> Exercise goal: Although the records contain pictures, only their text should be reproduced, exactly as written.

- - - - - - -

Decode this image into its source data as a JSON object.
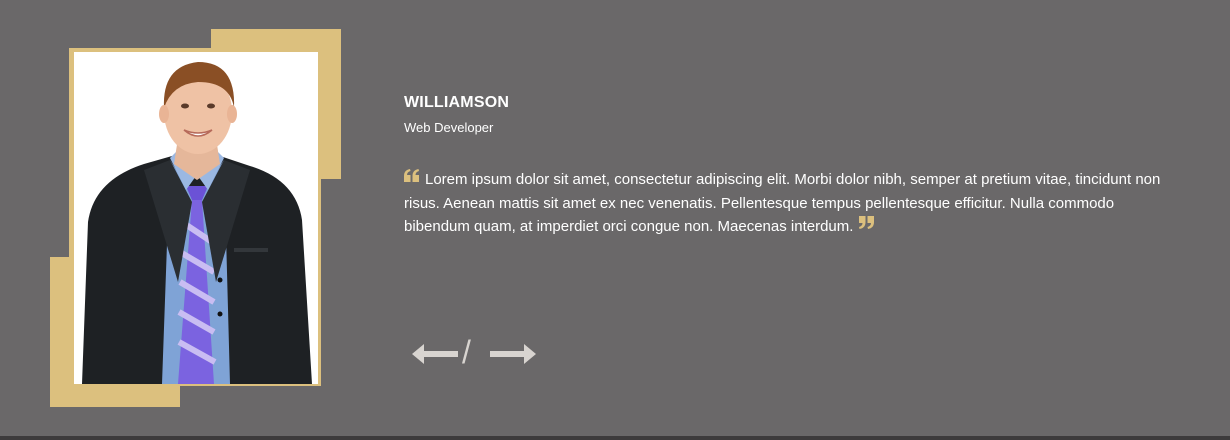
{
  "testimonial": {
    "name": "WILLIAMSON",
    "role": "Web Developer",
    "quote": "Lorem ipsum dolor sit amet, consectetur adipiscing elit. Morbi dolor nibh, semper at pretium vitae, tincidunt non risus. Aenean mattis sit amet ex nec venenatis. Pellentesque tempus pellentesque efficitur. Nulla commodo bibendum quam, at imperdiet orci congue non. Maecenas interdum."
  },
  "navigation": {
    "prev_icon": "arrow-left-icon",
    "separator": "/",
    "next_icon": "arrow-right-icon"
  },
  "colors": {
    "background": "#6a6869",
    "accent_gold": "#dcc07e",
    "text": "#ffffff",
    "arrow": "#d8d4d0",
    "bottom_bar": "#3d3b3c"
  },
  "icons": {
    "open_quote": "quote-open-icon",
    "close_quote": "quote-close-icon",
    "photo": "person-portrait"
  }
}
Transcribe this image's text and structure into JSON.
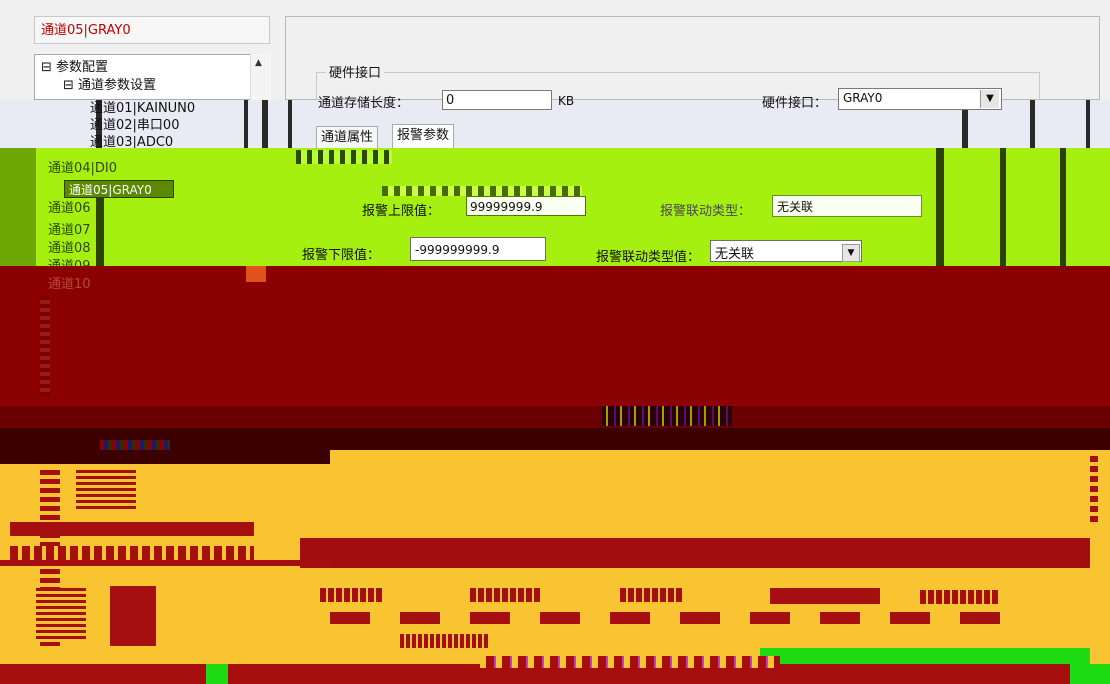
{
  "window": {
    "title": "通道05|GRAY0"
  },
  "tree": {
    "items": [
      "参数配置",
      "通道参数设置",
      "通道01|KAINUN0",
      "通道02|串口00",
      "通道03|ADC0",
      "通道04|DI0",
      "通道05|GRAY0",
      "通道06",
      "通道07",
      "通道08",
      "通道09",
      "通道10"
    ]
  },
  "hardware": {
    "group_label": "硬件接口",
    "storage_label": "通道存储长度：",
    "storage_value": "0",
    "storage_unit": "KB",
    "port_label": "硬件接口：",
    "port_value": "GRAY0"
  },
  "tabs": {
    "channel_attributes": "通道属性",
    "alarm_params": "报警参数"
  },
  "alarm": {
    "upper_label": "报警上限值：",
    "upper_value": "99999999.9",
    "link_type_label": "报警联动类型：",
    "link_type_value": "无关联",
    "lower_label": "报警下限值：",
    "lower_value": "-999999999.9",
    "link_value_label": "报警联动类型值：",
    "link_value_value": "无关联"
  },
  "colors": {
    "title_red": "#c00000",
    "band_green": "#a6f011",
    "band_maroon": "#8b0000",
    "band_gold": "#f8c431",
    "band_bottom_green": "#1edc11"
  }
}
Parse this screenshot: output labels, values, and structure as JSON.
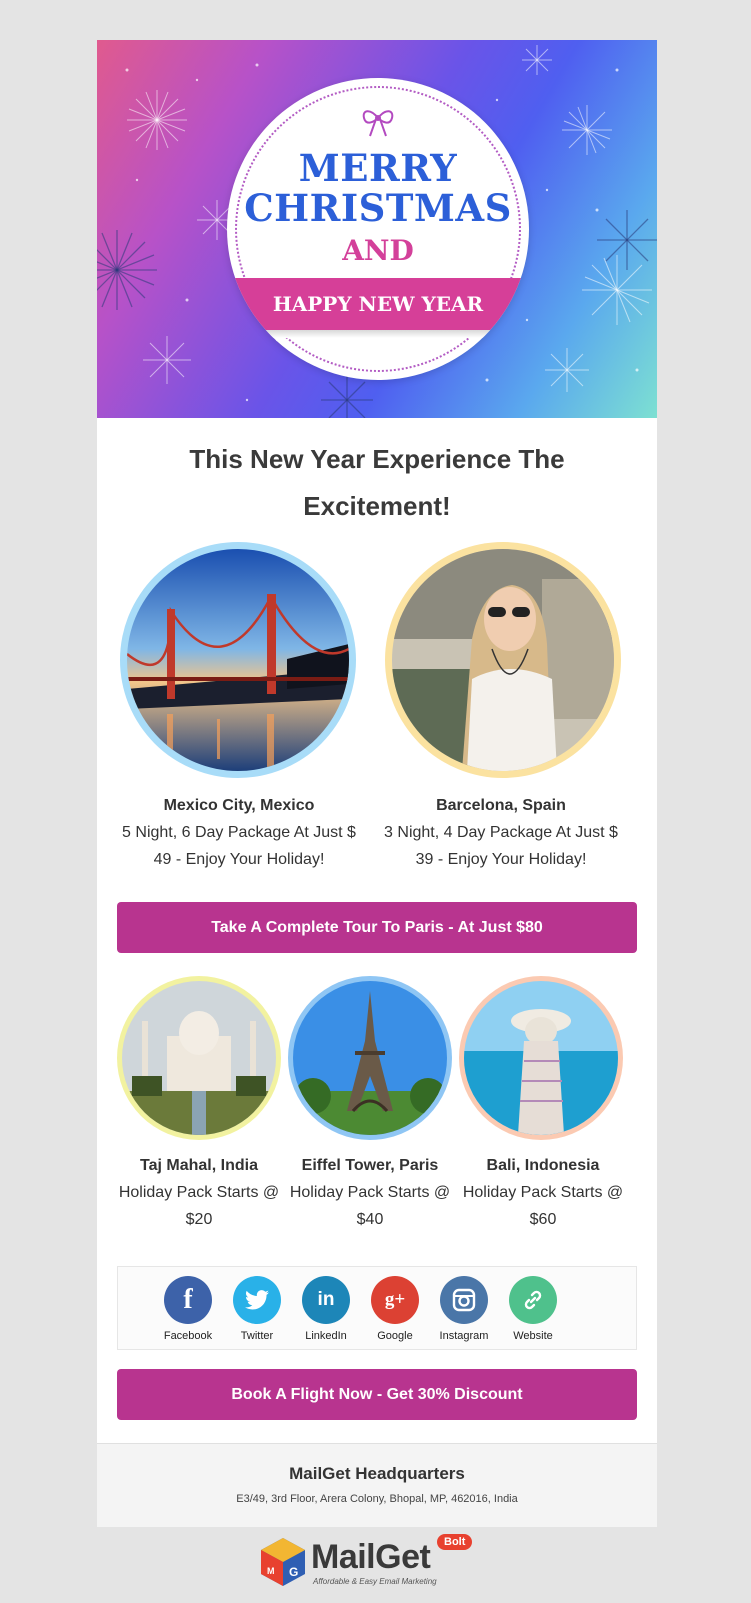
{
  "hero": {
    "line1": "MERRY",
    "line2": "CHRISTMAS",
    "line3": "AND",
    "ribbon": "HAPPY NEW YEAR"
  },
  "headline": "This New Year Experience The Excitement!",
  "featured": [
    {
      "title": "Mexico City, Mexico",
      "desc": "5 Night, 6 Day Package At Just $ 49 - Enjoy Your Holiday!",
      "ring": "#a8dcf8"
    },
    {
      "title": "Barcelona, Spain",
      "desc": "3 Night, 4 Day Package At Just $ 39 - Enjoy Your Holiday!",
      "ring": "#fbe2a0"
    }
  ],
  "cta1": "Take A Complete Tour To Paris - At Just $80",
  "destinations": [
    {
      "title": "Taj Mahal, India",
      "desc": "Holiday Pack Starts @ $20",
      "ring": "#f2f2a0"
    },
    {
      "title": "Eiffel Tower, Paris",
      "desc": "Holiday Pack Starts @ $40",
      "ring": "#8fc6f4"
    },
    {
      "title": "Bali, Indonesia",
      "desc": "Holiday Pack Starts @ $60",
      "ring": "#fbcab2"
    }
  ],
  "social": [
    {
      "label": "Facebook",
      "icon": "facebook-icon",
      "color": "#3d62a9",
      "glyph": "f"
    },
    {
      "label": "Twitter",
      "icon": "twitter-icon",
      "color": "#29b1e8",
      "glyph": "🐦"
    },
    {
      "label": "LinkedIn",
      "icon": "linkedin-icon",
      "color": "#1d86b8",
      "glyph": "in"
    },
    {
      "label": "Google",
      "icon": "google-plus-icon",
      "color": "#dc4133",
      "glyph": "g+"
    },
    {
      "label": "Instagram",
      "icon": "instagram-icon",
      "color": "#4a76a8",
      "glyph": "◎"
    },
    {
      "label": "Website",
      "icon": "link-icon",
      "color": "#4fc18c",
      "glyph": "🔗"
    }
  ],
  "cta2": "Book A Flight Now - Get 30% Discount",
  "footer": {
    "name": "MailGet Headquarters",
    "address": "E3/49, 3rd Floor, Arera Colony, Bhopal, MP, 462016, India"
  },
  "brand": {
    "name": "MailGet",
    "badge": "Bolt",
    "tagline": "Affordable & Easy Email Marketing"
  },
  "colors": {
    "accent": "#b8348f",
    "title_blue": "#2c5fd8",
    "pink": "#d63f98"
  }
}
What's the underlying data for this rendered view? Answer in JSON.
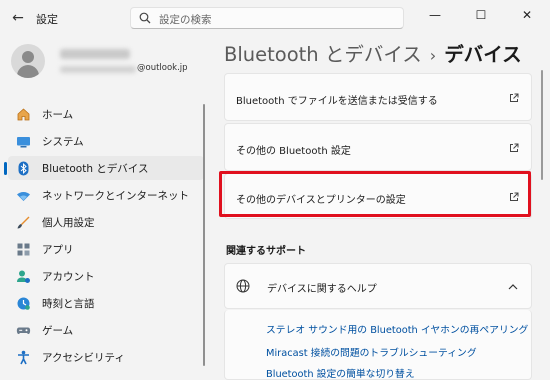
{
  "window": {
    "title": "設定",
    "back_icon": "back-arrow-icon"
  },
  "search": {
    "placeholder": "設定の検索"
  },
  "window_controls": {
    "minimize": "—",
    "maximize": "☐",
    "close": "✕"
  },
  "account": {
    "email_domain": "@outlook.jp"
  },
  "nav": {
    "items": [
      {
        "label": "ホーム",
        "icon": "home-icon",
        "active": false
      },
      {
        "label": "システム",
        "icon": "system-icon",
        "active": false
      },
      {
        "label": "Bluetooth とデバイス",
        "icon": "bluetooth-icon",
        "active": true
      },
      {
        "label": "ネットワークとインターネット",
        "icon": "network-icon",
        "active": false
      },
      {
        "label": "個人用設定",
        "icon": "personalization-icon",
        "active": false
      },
      {
        "label": "アプリ",
        "icon": "apps-icon",
        "active": false
      },
      {
        "label": "アカウント",
        "icon": "accounts-icon",
        "active": false
      },
      {
        "label": "時刻と言語",
        "icon": "time-language-icon",
        "active": false
      },
      {
        "label": "ゲーム",
        "icon": "gaming-icon",
        "active": false
      },
      {
        "label": "アクセシビリティ",
        "icon": "accessibility-icon",
        "active": false
      }
    ]
  },
  "breadcrumb": {
    "parent": "Bluetooth とデバイス",
    "separator": "›",
    "current": "デバイス"
  },
  "settings_links": [
    {
      "label": "Bluetooth でファイルを送信または受信する"
    },
    {
      "label": "その他の Bluetooth 設定"
    },
    {
      "label": "その他のデバイスとプリンターの設定",
      "highlighted": true
    }
  ],
  "support": {
    "section_title": "関連するサポート",
    "help_title": "デバイスに関するヘルプ",
    "links": [
      "ステレオ サウンド用の Bluetooth イヤホンの再ペアリング",
      "Miracast 接続の問題のトラブルシューティング",
      "Bluetooth 設定の簡単な切り替え"
    ]
  },
  "colors": {
    "accent": "#0067c0",
    "highlight": "#e0101e",
    "link": "#0050a0"
  }
}
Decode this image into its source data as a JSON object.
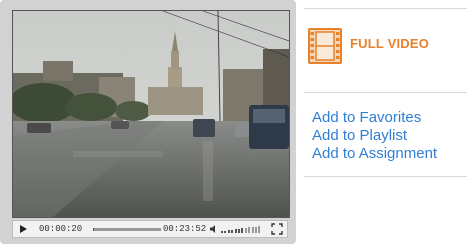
{
  "player": {
    "current_time": "00:00:20",
    "total_time": "00:23:52",
    "progress_fraction": 0.014,
    "volume_fraction": 0.65
  },
  "sidebar": {
    "full_video_label": "FULL VIDEO",
    "actions": [
      {
        "label": "Add to Favorites"
      },
      {
        "label": "Add to Playlist"
      },
      {
        "label": "Add to Assignment"
      }
    ]
  },
  "colors": {
    "accent_orange": "#e8822a",
    "link_blue": "#2f7fd6"
  },
  "icons": {
    "play": "play-icon",
    "volume": "volume-icon",
    "fullscreen": "fullscreen-icon",
    "film": "film-icon"
  }
}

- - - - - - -

> Answer section:
Decode this image into its source data as a JSON object.
{
  "testimonial": {
    "name": "WILLIAMSON",
    "role": "Web Developer",
    "quote": "Lorem ipsum dolor sit amet, consectetur adipiscing elit. Morbi dolor nibh, semper at pretium vitae, tincidunt non risus. Aenean mattis sit amet ex nec venenatis. Pellentesque tempus pellentesque efficitur. Nulla commodo bibendum quam, at imperdiet orci congue non. Maecenas interdum."
  },
  "navigation": {
    "prev_icon": "arrow-left-icon",
    "separator": "/",
    "next_icon": "arrow-right-icon"
  },
  "colors": {
    "background": "#6a6869",
    "accent_gold": "#dcc07e",
    "text": "#ffffff",
    "arrow": "#d8d4d0",
    "bottom_bar": "#3d3b3c"
  },
  "icons": {
    "open_quote": "quote-open-icon",
    "close_quote": "quote-close-icon",
    "photo": "person-portrait"
  }
}
Transcribe this image's text and structure into JSON.
{
  "window": {
    "title": "通道05|GRAY0"
  },
  "tree": {
    "items": [
      "参数配置",
      "通道参数设置",
      "通道01|KAINUN0",
      "通道02|串口00",
      "通道03|ADC0",
      "通道04|DI0",
      "通道05|GRAY0",
      "通道06",
      "通道07",
      "通道08",
      "通道09",
      "通道10"
    ]
  },
  "hardware": {
    "group_label": "硬件接口",
    "storage_label": "通道存储长度：",
    "storage_value": "0",
    "storage_unit": "KB",
    "port_label": "硬件接口：",
    "port_value": "GRAY0"
  },
  "tabs": {
    "channel_attributes": "通道属性",
    "alarm_params": "报警参数"
  },
  "alarm": {
    "upper_label": "报警上限值：",
    "upper_value": "99999999.9",
    "link_type_label": "报警联动类型：",
    "link_type_value": "无关联",
    "lower_label": "报警下限值：",
    "lower_value": "-999999999.9",
    "link_value_label": "报警联动类型值：",
    "link_value_value": "无关联"
  },
  "colors": {
    "title_red": "#c00000",
    "band_green": "#a6f011",
    "band_maroon": "#8b0000",
    "band_gold": "#f8c431",
    "band_bottom_green": "#1edc11"
  }
}
Parse this screenshot: output labels, values, and structure as JSON.
{
  "hero": {
    "line1": "MERRY",
    "line2": "CHRISTMAS",
    "line3": "AND",
    "ribbon": "HAPPY NEW YEAR"
  },
  "headline": "This New Year Experience The Excitement!",
  "featured": [
    {
      "title": "Mexico City, Mexico",
      "desc": "5 Night, 6 Day Package At Just $ 49 - Enjoy Your Holiday!",
      "ring": "#a8dcf8"
    },
    {
      "title": "Barcelona, Spain",
      "desc": "3 Night, 4 Day Package At Just $ 39 - Enjoy Your Holiday!",
      "ring": "#fbe2a0"
    }
  ],
  "cta1": "Take A Complete Tour To Paris - At Just $80",
  "destinations": [
    {
      "title": "Taj Mahal, India",
      "desc": "Holiday Pack Starts @ $20",
      "ring": "#f2f2a0"
    },
    {
      "title": "Eiffel Tower, Paris",
      "desc": "Holiday Pack Starts @ $40",
      "ring": "#8fc6f4"
    },
    {
      "title": "Bali, Indonesia",
      "desc": "Holiday Pack Starts @ $60",
      "ring": "#fbcab2"
    }
  ],
  "social": [
    {
      "label": "Facebook",
      "icon": "facebook-icon",
      "color": "#3d62a9",
      "glyph": "f"
    },
    {
      "label": "Twitter",
      "icon": "twitter-icon",
      "color": "#29b1e8",
      "glyph": "🐦"
    },
    {
      "label": "LinkedIn",
      "icon": "linkedin-icon",
      "color": "#1d86b8",
      "glyph": "in"
    },
    {
      "label": "Google",
      "icon": "google-plus-icon",
      "color": "#dc4133",
      "glyph": "g+"
    },
    {
      "label": "Instagram",
      "icon": "instagram-icon",
      "color": "#4a76a8",
      "glyph": "◎"
    },
    {
      "label": "Website",
      "icon": "link-icon",
      "color": "#4fc18c",
      "glyph": "🔗"
    }
  ],
  "cta2": "Book A Flight Now - Get 30% Discount",
  "footer": {
    "name": "MailGet Headquarters",
    "address": "E3/49, 3rd Floor, Arera Colony, Bhopal, MP, 462016, India"
  },
  "brand": {
    "name": "MailGet",
    "badge": "Bolt",
    "tagline": "Affordable & Easy Email Marketing"
  },
  "colors": {
    "accent": "#b8348f",
    "title_blue": "#2c5fd8",
    "pink": "#d63f98"
  }
}
What's the underlying data for this rendered view? Answer in JSON.
{
  "window": {
    "title": "設定",
    "back_icon": "back-arrow-icon"
  },
  "search": {
    "placeholder": "設定の検索"
  },
  "window_controls": {
    "minimize": "—",
    "maximize": "☐",
    "close": "✕"
  },
  "account": {
    "email_domain": "@outlook.jp"
  },
  "nav": {
    "items": [
      {
        "label": "ホーム",
        "icon": "home-icon",
        "active": false
      },
      {
        "label": "システム",
        "icon": "system-icon",
        "active": false
      },
      {
        "label": "Bluetooth とデバイス",
        "icon": "bluetooth-icon",
        "active": true
      },
      {
        "label": "ネットワークとインターネット",
        "icon": "network-icon",
        "active": false
      },
      {
        "label": "個人用設定",
        "icon": "personalization-icon",
        "active": false
      },
      {
        "label": "アプリ",
        "icon": "apps-icon",
        "active": false
      },
      {
        "label": "アカウント",
        "icon": "accounts-icon",
        "active": false
      },
      {
        "label": "時刻と言語",
        "icon": "time-language-icon",
        "active": false
      },
      {
        "label": "ゲーム",
        "icon": "gaming-icon",
        "active": false
      },
      {
        "label": "アクセシビリティ",
        "icon": "accessibility-icon",
        "active": false
      }
    ]
  },
  "breadcrumb": {
    "parent": "Bluetooth とデバイス",
    "separator": "›",
    "current": "デバイス"
  },
  "settings_links": [
    {
      "label": "Bluetooth でファイルを送信または受信する"
    },
    {
      "label": "その他の Bluetooth 設定"
    },
    {
      "label": "その他のデバイスとプリンターの設定",
      "highlighted": true
    }
  ],
  "support": {
    "section_title": "関連するサポート",
    "help_title": "デバイスに関するヘルプ",
    "links": [
      "ステレオ サウンド用の Bluetooth イヤホンの再ペアリング",
      "Miracast 接続の問題のトラブルシューティング",
      "Bluetooth 設定の簡単な切り替え"
    ]
  },
  "colors": {
    "accent": "#0067c0",
    "highlight": "#e0101e",
    "link": "#0050a0"
  }
}
Decode this image into its source data as a JSON object.
{
  "player": {
    "current_time": "00:00:20",
    "total_time": "00:23:52",
    "progress_fraction": 0.014,
    "volume_fraction": 0.65
  },
  "sidebar": {
    "full_video_label": "FULL VIDEO",
    "actions": [
      {
        "label": "Add to Favorites"
      },
      {
        "label": "Add to Playlist"
      },
      {
        "label": "Add to Assignment"
      }
    ]
  },
  "colors": {
    "accent_orange": "#e8822a",
    "link_blue": "#2f7fd6"
  },
  "icons": {
    "play": "play-icon",
    "volume": "volume-icon",
    "fullscreen": "fullscreen-icon",
    "film": "film-icon"
  }
}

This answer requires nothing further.